_Activity_
Scan the data below for the string "handle". Show every line where it turns up.

___ Supplied data

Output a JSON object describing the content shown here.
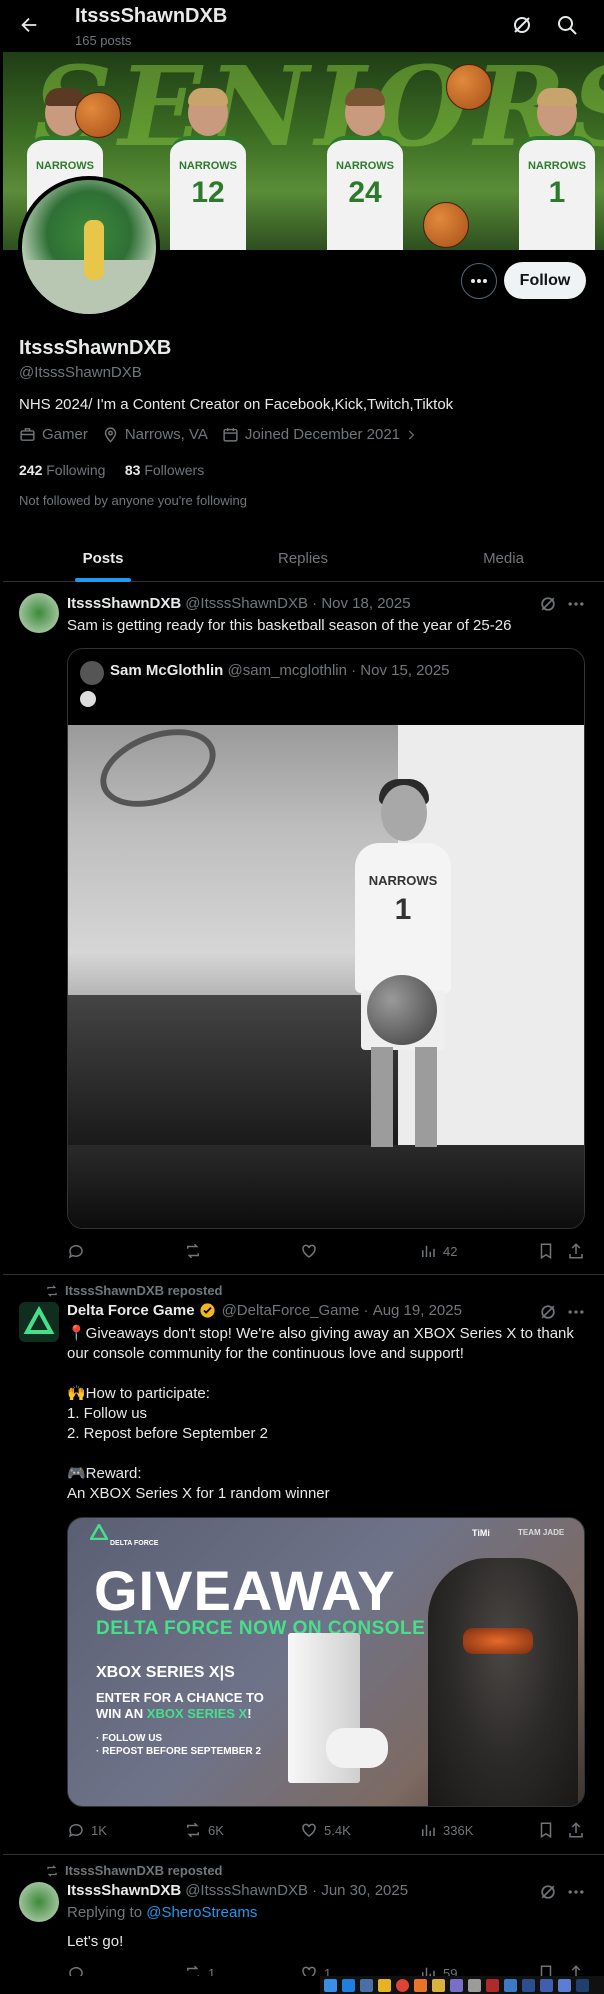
{
  "header": {
    "title": "ItsssShawnDXB",
    "post_count": "165 posts"
  },
  "profile": {
    "banner_text": "SENIORS",
    "players": [
      {
        "team": "NARROWS",
        "number": "1"
      },
      {
        "team": "NARROWS",
        "number": "12"
      },
      {
        "team": "NARROWS",
        "number": "24"
      },
      {
        "team": "NARROWS",
        "number": "1"
      }
    ],
    "name": "ItsssShawnDXB",
    "handle": "@ItsssShawnDXB",
    "bio": "NHS 2024/ I'm a Content Creator on Facebook,Kick,Twitch,Tiktok",
    "category": "Gamer",
    "location": "Narrows, VA",
    "joined": "Joined December 2021",
    "following_count": "242",
    "following_label": "Following",
    "followers_count": "83",
    "followers_label": "Followers",
    "followed_note": "Not followed by anyone you're following",
    "follow_label": "Follow"
  },
  "tabs": [
    {
      "label": "Posts",
      "active": true
    },
    {
      "label": "Replies",
      "active": false
    },
    {
      "label": "Media",
      "active": false
    }
  ],
  "posts": [
    {
      "author": "ItsssShawnDXB",
      "handle": "@ItsssShawnDXB",
      "date": "Nov 18, 2025",
      "text": "Sam is getting ready for this basketball season of the year of 25-26",
      "quote": {
        "author": "Sam McGlothlin",
        "handle": "@sam_mcglothlin",
        "date": "Nov 15, 2025",
        "image_jersey_team": "NARROWS",
        "image_jersey_number": "1"
      },
      "stats": {
        "replies": "",
        "reposts": "",
        "likes": "",
        "views": "42"
      }
    },
    {
      "repost_label": "ItsssShawnDXB reposted",
      "author": "Delta Force Game",
      "handle": "@DeltaForce_Game",
      "date": "Aug 19, 2025",
      "text_lines": [
        "📍Giveaways don't stop! We're also giving away an XBOX Series X to thank our console community for the continuous love and support!",
        "",
        "🙌How to participate:",
        "1. Follow us",
        "2. Repost before September 2",
        "",
        "🎮Reward:",
        "An XBOX Series X for 1 random winner"
      ],
      "image": {
        "brand": "DELTA FORCE",
        "partner1": "TiMi",
        "partner2": "TEAM JADE",
        "title": "GIVEAWAY",
        "subtitle": "DELTA FORCE NOW ON CONSOLE",
        "console": "XBOX SERIES X|S",
        "enter_line1": "ENTER FOR A CHANCE TO",
        "enter_line2_a": "WIN AN ",
        "enter_line2_b": "XBOX SERIES X",
        "enter_line2_c": "!",
        "list1": "· FOLLOW US",
        "list2": "· REPOST BEFORE SEPTEMBER 2"
      },
      "stats": {
        "replies": "1K",
        "reposts": "6K",
        "likes": "5.4K",
        "views": "336K"
      }
    },
    {
      "repost_label": "ItsssShawnDXB reposted",
      "author": "ItsssShawnDXB",
      "handle": "@ItsssShawnDXB",
      "date": "Jun 30, 2025",
      "replying_to_label": "Replying to",
      "replying_to": "@SheroStreams",
      "text": "Let's go!",
      "stats": {
        "replies": "",
        "reposts": "1",
        "likes": "1",
        "views": "59"
      }
    }
  ],
  "colors": {
    "accent": "#1d9bf0",
    "muted": "#71767b",
    "border": "#2f3336",
    "verified": "#f4b71a",
    "delta_green": "#46e08b"
  }
}
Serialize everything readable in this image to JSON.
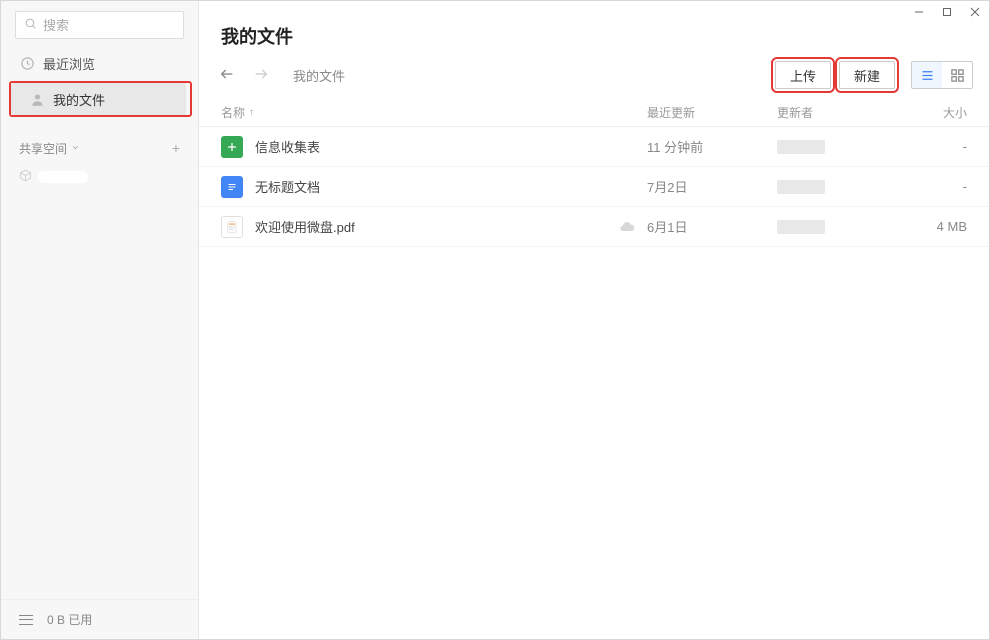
{
  "search": {
    "placeholder": "搜索"
  },
  "sidebar": {
    "items": [
      {
        "label": "最近浏览"
      },
      {
        "label": "我的文件"
      }
    ],
    "shared_space_label": "共享空间",
    "footer_usage": "0 B 已用"
  },
  "header": {
    "title": "我的文件",
    "breadcrumb": "我的文件",
    "upload_label": "上传",
    "new_label": "新建"
  },
  "table": {
    "columns": {
      "name": "名称",
      "updated": "最近更新",
      "updater": "更新者",
      "size": "大小"
    },
    "rows": [
      {
        "name": "信息收集表",
        "updated": "11 分钟前",
        "size": "-",
        "icon": "sheet",
        "cloud": false
      },
      {
        "name": "无标题文档",
        "updated": "7月2日",
        "size": "-",
        "icon": "doc",
        "cloud": false
      },
      {
        "name": "欢迎使用微盘.pdf",
        "updated": "6月1日",
        "size": "4 MB",
        "icon": "pdf",
        "cloud": true
      }
    ]
  }
}
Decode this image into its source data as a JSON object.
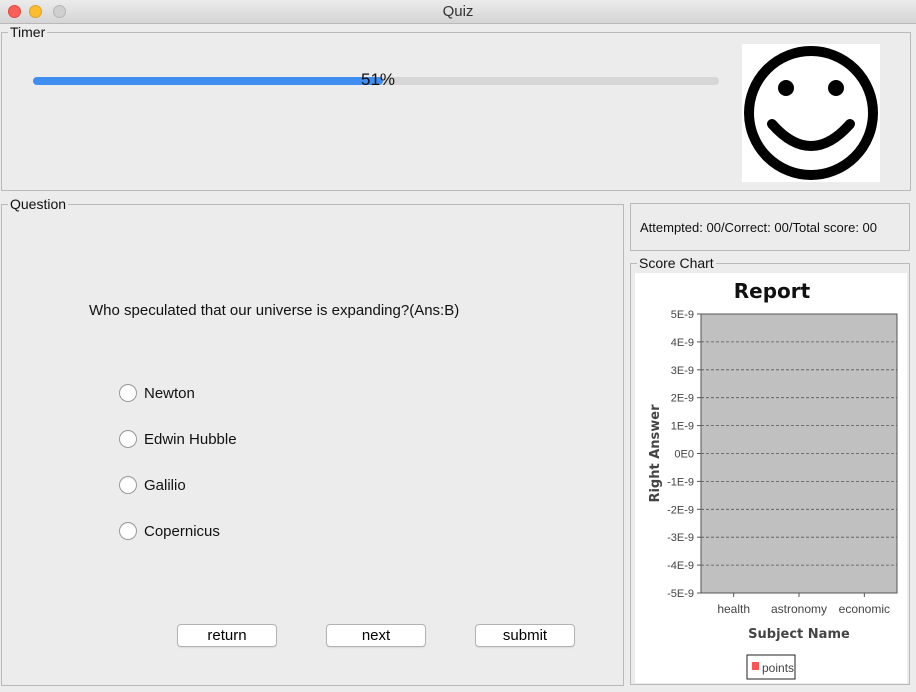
{
  "window": {
    "title": "Quiz"
  },
  "timer": {
    "legend": "Timer",
    "progress_percent": 51,
    "progress_label": "51%",
    "fill_color": "#3f8ef0",
    "status_icon": "smiley-face-icon"
  },
  "question": {
    "legend": "Question",
    "text": "Who speculated that our universe is expanding?(Ans:B)",
    "options": [
      {
        "label": "Newton",
        "selected": false
      },
      {
        "label": "Edwin Hubble",
        "selected": false
      },
      {
        "label": "Galilio",
        "selected": false
      },
      {
        "label": "Copernicus",
        "selected": false
      }
    ],
    "buttons": {
      "return_label": "return",
      "next_label": "next",
      "submit_label": "submit"
    }
  },
  "score": {
    "summary": "Attempted: 00/Correct: 00/Total score: 00"
  },
  "score_chart": {
    "legend": "Score Chart"
  },
  "chart_data": {
    "type": "bar",
    "title": "Report",
    "xlabel": "Subject Name",
    "ylabel": "Right Answer",
    "categories": [
      "health",
      "astronomy",
      "economic"
    ],
    "series": [
      {
        "name": "points",
        "values": [
          0,
          0,
          0
        ],
        "color": "#ff5555"
      }
    ],
    "yticks": [
      "5E-9",
      "4E-9",
      "3E-9",
      "2E-9",
      "1E-9",
      "0E0",
      "-1E-9",
      "-2E-9",
      "-3E-9",
      "-4E-9",
      "-5E-9"
    ],
    "ylim": [
      -5e-09,
      5e-09
    ],
    "grid": true,
    "plot_background": "#c0c0c0",
    "legend_position": "bottom"
  }
}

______

_Answer to the exercise_
    "handle": "@ItsssShawnDXB",
      "handle": "@ItsssShawnDXB",
        "handle": "@sam_mcglothlin",
      "handle": "@DeltaForce_Game",
      "handle": "@ItsssShawnDXB",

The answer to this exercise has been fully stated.